**WHAT TO PRODUCE**
For the entries below, report every line that includes the word "Добавить".

Data about app and page elements:
++++++++
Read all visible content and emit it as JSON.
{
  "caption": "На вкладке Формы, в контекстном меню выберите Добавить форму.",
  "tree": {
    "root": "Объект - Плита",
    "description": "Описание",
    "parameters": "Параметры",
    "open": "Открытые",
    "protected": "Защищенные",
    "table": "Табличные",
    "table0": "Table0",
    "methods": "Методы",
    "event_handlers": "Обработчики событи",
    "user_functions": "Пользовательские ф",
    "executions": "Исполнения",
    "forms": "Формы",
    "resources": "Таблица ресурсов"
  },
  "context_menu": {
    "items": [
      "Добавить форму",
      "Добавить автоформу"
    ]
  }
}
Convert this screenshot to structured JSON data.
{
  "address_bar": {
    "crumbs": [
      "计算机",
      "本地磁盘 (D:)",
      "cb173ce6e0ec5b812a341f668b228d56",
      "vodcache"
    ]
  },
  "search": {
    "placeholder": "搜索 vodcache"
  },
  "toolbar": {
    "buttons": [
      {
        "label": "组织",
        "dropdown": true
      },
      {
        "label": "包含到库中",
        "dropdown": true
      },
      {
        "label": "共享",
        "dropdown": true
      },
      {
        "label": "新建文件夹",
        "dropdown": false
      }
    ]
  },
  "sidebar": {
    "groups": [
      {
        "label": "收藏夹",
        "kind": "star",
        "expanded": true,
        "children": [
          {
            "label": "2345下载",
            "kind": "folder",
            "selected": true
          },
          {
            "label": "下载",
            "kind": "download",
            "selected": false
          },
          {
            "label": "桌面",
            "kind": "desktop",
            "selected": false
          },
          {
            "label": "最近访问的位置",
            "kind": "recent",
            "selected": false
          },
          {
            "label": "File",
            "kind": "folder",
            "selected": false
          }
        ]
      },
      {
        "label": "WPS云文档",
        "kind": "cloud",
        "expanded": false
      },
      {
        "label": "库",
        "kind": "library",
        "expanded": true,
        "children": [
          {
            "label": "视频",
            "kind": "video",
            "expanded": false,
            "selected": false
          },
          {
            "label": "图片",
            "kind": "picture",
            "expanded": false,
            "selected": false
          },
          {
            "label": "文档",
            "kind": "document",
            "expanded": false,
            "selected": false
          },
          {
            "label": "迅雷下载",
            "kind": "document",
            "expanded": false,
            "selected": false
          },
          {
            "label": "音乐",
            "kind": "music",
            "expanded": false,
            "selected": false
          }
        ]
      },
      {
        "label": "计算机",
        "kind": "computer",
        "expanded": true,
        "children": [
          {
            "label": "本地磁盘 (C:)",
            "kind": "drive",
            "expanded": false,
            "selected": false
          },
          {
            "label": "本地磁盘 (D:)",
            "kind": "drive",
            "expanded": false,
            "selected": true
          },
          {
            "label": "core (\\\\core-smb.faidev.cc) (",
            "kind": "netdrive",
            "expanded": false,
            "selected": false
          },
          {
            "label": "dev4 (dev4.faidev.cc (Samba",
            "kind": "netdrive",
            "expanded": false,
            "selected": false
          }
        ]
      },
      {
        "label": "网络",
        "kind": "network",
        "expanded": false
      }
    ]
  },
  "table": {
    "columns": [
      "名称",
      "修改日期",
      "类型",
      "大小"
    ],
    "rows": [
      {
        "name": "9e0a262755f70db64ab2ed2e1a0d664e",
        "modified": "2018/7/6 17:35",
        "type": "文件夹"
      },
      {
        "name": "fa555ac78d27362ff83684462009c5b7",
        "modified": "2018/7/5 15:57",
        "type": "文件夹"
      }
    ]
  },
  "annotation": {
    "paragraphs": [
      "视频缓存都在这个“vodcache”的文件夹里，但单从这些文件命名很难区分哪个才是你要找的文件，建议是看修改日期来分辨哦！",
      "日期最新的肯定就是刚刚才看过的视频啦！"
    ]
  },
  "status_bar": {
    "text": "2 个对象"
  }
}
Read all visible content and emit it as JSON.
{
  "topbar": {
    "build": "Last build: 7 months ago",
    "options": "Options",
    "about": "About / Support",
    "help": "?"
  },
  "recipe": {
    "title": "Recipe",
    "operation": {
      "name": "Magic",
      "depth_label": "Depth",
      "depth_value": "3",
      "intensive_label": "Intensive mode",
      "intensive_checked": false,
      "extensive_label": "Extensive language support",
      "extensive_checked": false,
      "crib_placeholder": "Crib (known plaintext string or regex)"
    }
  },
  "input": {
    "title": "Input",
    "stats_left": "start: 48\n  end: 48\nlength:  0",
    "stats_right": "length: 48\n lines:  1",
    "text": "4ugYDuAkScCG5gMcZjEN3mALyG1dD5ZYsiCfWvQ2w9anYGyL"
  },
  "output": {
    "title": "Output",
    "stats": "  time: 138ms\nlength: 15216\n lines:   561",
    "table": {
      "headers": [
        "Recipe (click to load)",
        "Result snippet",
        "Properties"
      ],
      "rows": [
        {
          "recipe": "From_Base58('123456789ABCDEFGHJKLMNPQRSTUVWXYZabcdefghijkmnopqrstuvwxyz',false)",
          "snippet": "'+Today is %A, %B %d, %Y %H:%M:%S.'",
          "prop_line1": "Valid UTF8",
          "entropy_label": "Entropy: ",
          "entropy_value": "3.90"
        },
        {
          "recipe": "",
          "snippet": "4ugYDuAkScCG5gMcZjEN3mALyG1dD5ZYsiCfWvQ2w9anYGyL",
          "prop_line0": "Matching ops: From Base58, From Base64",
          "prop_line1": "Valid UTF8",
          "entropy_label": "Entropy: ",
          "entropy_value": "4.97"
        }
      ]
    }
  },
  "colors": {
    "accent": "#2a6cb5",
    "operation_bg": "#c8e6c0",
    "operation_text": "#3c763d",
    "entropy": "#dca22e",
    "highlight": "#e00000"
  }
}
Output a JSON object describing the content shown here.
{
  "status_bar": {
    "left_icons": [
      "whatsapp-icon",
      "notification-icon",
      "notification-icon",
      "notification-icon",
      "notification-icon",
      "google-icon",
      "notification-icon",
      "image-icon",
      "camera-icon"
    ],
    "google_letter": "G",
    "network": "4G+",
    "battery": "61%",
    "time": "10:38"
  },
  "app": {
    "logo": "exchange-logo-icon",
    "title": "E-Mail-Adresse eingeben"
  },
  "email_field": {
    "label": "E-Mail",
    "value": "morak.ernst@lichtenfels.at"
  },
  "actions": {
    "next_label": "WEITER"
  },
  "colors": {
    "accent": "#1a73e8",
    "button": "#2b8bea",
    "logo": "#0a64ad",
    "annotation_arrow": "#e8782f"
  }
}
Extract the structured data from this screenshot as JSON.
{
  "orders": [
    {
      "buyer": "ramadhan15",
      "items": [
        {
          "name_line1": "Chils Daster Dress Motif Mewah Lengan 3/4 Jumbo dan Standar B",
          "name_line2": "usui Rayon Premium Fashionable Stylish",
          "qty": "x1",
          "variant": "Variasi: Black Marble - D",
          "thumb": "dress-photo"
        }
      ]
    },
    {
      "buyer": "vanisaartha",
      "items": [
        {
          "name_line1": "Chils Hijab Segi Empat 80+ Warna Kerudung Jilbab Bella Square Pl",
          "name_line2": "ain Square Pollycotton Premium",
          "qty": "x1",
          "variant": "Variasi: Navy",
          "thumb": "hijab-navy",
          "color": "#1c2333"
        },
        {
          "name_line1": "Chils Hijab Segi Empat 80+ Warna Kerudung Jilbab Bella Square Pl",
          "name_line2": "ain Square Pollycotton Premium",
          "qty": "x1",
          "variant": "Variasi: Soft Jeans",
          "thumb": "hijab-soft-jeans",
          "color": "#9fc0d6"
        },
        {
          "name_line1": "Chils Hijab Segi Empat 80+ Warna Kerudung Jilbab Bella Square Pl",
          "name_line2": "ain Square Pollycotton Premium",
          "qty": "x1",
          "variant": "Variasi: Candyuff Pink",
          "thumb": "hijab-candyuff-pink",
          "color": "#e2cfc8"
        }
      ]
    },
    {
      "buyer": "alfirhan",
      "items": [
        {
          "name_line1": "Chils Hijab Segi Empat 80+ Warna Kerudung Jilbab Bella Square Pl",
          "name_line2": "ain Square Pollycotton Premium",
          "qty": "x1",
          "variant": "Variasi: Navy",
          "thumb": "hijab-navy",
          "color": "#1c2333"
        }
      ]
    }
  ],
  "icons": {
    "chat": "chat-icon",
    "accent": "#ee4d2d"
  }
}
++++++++
**RESPONSE**
  "caption": "На вкладке Формы, в контекстном меню выберите Добавить форму.",
      "Добавить форму",
      "Добавить автоформу"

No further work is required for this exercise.